Comparison of Clinical and Radiological Characteristics of Temporomandibular Joint Osteoarthritis in Older and Young people
Won Jung1, 2, Kyung-Eun Lee1, 2, Bong-Jik Suh1, 2, *
Identifiers and Pagination:Year: 2022
E-location ID: e187421062112290
Publisher ID: e187421062112290
Article History:Received Date: 29/4/2021
Revision Received Date: 07/10/2021
Acceptance Date: 8/11/2021
Electronic publication date: 08/02/2022
Collection year: 2022
open-access license: This is an open access article distributed under the terms of the Creative Commons Attribution 4.0 International Public License (CC-BY 4.0), a copy of which is available at: https://creativecommons.org/licenses/by/4.0/legalcode. This license permits unrestricted use, distribution, and reproduction in any medium, provided the original author and source are credited.
Background and Objectives:
The relatively high prevalence of temporomandibular joint (TMJ) osteoarthritis (OA) in older people increases the necessity to investigate the specific characteristics of TMJ-OA in this particular population. This study aimed to analyze the longitudinal changes in clinical and radiological characteristics of TMJ-OA in older people.
We retrospectively analyzed the clinical features and cone-beam computed tomography (CBCT) images of 76 participants with TMJ-OA. Participants were classified into two groups according to age. The older people group included 33 participants over 50 years of age, and the control group included 43 participants in their 15-29 years. We analyzed the differences in clinical features and the distribution of destructive bony changes on CBCT images between groups.

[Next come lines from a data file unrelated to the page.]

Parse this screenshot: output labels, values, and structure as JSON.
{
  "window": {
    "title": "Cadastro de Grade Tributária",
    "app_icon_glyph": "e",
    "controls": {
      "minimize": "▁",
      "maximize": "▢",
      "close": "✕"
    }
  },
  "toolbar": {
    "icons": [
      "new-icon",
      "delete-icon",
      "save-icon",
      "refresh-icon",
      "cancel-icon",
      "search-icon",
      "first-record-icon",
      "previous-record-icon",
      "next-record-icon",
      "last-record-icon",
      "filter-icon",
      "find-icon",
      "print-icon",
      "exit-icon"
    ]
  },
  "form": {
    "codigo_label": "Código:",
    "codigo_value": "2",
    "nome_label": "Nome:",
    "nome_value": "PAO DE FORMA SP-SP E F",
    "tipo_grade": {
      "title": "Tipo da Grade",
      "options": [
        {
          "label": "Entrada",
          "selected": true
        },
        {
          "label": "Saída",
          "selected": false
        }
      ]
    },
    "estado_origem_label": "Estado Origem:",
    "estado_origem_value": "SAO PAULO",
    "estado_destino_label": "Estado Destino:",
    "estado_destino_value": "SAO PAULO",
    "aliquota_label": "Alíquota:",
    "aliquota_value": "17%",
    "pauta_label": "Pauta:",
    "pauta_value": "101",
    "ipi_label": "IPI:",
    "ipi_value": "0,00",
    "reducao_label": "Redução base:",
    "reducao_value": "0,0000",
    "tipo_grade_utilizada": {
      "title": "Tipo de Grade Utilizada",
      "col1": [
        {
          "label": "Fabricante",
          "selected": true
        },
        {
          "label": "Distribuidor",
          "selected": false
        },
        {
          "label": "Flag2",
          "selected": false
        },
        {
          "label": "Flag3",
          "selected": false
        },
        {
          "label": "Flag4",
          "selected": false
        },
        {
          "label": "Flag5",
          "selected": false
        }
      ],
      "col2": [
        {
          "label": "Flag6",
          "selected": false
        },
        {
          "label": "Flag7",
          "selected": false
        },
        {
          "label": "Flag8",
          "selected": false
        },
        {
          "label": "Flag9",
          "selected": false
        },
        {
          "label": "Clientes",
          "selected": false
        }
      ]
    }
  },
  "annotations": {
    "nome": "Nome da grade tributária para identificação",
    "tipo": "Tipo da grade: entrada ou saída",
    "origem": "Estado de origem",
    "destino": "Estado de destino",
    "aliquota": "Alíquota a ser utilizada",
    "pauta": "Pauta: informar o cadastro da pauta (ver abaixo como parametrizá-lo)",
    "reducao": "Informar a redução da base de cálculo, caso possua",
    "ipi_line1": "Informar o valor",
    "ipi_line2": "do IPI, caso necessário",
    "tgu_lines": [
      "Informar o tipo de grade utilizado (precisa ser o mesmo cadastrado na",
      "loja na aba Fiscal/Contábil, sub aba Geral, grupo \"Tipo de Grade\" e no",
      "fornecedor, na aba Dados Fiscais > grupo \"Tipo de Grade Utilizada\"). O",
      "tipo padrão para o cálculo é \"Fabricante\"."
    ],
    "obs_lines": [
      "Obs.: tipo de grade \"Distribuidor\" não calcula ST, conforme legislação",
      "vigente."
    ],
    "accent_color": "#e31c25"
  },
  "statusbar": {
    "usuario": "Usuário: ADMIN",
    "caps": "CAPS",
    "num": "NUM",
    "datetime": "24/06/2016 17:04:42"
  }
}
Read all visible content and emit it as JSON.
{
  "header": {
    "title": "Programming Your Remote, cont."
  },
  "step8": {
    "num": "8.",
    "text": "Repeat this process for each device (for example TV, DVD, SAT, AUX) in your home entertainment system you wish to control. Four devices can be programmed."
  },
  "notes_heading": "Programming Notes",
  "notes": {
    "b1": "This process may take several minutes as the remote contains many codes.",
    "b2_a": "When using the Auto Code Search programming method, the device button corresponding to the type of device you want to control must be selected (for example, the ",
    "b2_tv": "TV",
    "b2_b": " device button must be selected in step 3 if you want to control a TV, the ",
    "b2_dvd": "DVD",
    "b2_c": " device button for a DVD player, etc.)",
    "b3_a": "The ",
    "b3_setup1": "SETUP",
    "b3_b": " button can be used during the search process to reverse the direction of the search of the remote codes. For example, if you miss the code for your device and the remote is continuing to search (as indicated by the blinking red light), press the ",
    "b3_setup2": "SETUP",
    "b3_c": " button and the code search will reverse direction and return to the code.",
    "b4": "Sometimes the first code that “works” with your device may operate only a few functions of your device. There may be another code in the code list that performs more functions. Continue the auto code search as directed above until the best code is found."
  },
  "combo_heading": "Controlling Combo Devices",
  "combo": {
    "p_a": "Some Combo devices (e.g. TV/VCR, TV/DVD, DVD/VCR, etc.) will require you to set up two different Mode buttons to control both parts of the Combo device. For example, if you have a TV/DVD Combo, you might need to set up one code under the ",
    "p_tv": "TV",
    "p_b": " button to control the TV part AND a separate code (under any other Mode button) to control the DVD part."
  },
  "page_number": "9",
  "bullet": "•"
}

The duration of pain was significantly shorter in the older people group (P = .046); however, the treatment duration was significantly longer in the older people group (P = .001). There was a significant difference in the distribution of destructive bony features between groups (P = .005). In the older people group, “three or more features” (36.3%) were the most common, whereas in the control group, “erosion” (44.2%) was the most common. After treatment, there was little improvement in the frequency of “erosion” in the older people group. There was a significant difference in the proportion of erosion after treatment between the groups (P = .033).

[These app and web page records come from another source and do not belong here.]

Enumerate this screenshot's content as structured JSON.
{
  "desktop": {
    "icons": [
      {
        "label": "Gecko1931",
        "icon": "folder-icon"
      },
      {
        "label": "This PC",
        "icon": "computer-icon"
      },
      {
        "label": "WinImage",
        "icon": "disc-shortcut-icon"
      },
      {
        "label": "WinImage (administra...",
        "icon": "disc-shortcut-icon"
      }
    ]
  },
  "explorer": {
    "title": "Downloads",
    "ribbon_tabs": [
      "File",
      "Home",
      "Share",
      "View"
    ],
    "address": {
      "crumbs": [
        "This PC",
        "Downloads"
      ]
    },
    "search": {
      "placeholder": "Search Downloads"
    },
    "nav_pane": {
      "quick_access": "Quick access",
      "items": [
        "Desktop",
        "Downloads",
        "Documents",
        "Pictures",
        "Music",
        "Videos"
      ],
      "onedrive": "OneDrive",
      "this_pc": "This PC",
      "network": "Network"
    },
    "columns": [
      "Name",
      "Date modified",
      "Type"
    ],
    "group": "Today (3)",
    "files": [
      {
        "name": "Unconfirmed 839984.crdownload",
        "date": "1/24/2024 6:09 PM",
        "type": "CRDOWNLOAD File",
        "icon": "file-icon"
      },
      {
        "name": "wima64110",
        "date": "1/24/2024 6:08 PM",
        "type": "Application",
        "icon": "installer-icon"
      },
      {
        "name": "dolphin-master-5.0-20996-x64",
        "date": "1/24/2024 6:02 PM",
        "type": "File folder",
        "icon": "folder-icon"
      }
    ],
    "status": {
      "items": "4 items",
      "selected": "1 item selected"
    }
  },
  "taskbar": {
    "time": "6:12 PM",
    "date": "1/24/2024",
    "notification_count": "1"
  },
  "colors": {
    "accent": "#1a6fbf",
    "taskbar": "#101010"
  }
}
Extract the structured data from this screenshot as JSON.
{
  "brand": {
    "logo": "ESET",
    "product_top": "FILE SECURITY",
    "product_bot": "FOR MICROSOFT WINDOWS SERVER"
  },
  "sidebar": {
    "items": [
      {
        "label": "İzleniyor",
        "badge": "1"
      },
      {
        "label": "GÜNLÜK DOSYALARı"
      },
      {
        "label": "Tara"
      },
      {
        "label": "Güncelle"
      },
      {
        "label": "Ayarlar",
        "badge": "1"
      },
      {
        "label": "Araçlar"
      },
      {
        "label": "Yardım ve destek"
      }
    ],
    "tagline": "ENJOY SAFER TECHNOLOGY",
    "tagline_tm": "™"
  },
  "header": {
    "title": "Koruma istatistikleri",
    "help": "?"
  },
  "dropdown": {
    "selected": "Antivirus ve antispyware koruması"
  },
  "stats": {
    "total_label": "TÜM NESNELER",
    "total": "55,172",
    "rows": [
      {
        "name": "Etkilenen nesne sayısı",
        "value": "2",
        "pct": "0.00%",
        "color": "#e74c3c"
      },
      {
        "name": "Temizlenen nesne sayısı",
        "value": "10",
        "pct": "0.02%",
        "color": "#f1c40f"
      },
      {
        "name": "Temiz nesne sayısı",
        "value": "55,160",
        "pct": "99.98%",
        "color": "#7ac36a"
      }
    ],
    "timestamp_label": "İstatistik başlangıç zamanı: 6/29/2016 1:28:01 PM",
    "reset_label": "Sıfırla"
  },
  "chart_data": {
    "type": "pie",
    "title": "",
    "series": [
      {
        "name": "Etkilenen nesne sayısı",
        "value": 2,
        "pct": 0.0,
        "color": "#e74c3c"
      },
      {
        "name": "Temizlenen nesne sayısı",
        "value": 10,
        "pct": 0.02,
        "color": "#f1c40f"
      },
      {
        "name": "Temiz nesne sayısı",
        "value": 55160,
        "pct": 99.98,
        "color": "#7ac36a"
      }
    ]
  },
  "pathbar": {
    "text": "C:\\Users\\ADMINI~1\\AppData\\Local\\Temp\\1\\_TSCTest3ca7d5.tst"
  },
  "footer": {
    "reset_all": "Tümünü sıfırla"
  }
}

In older people with TMJ-OA, active treatment to effectively induce condylar remodeling should be considered.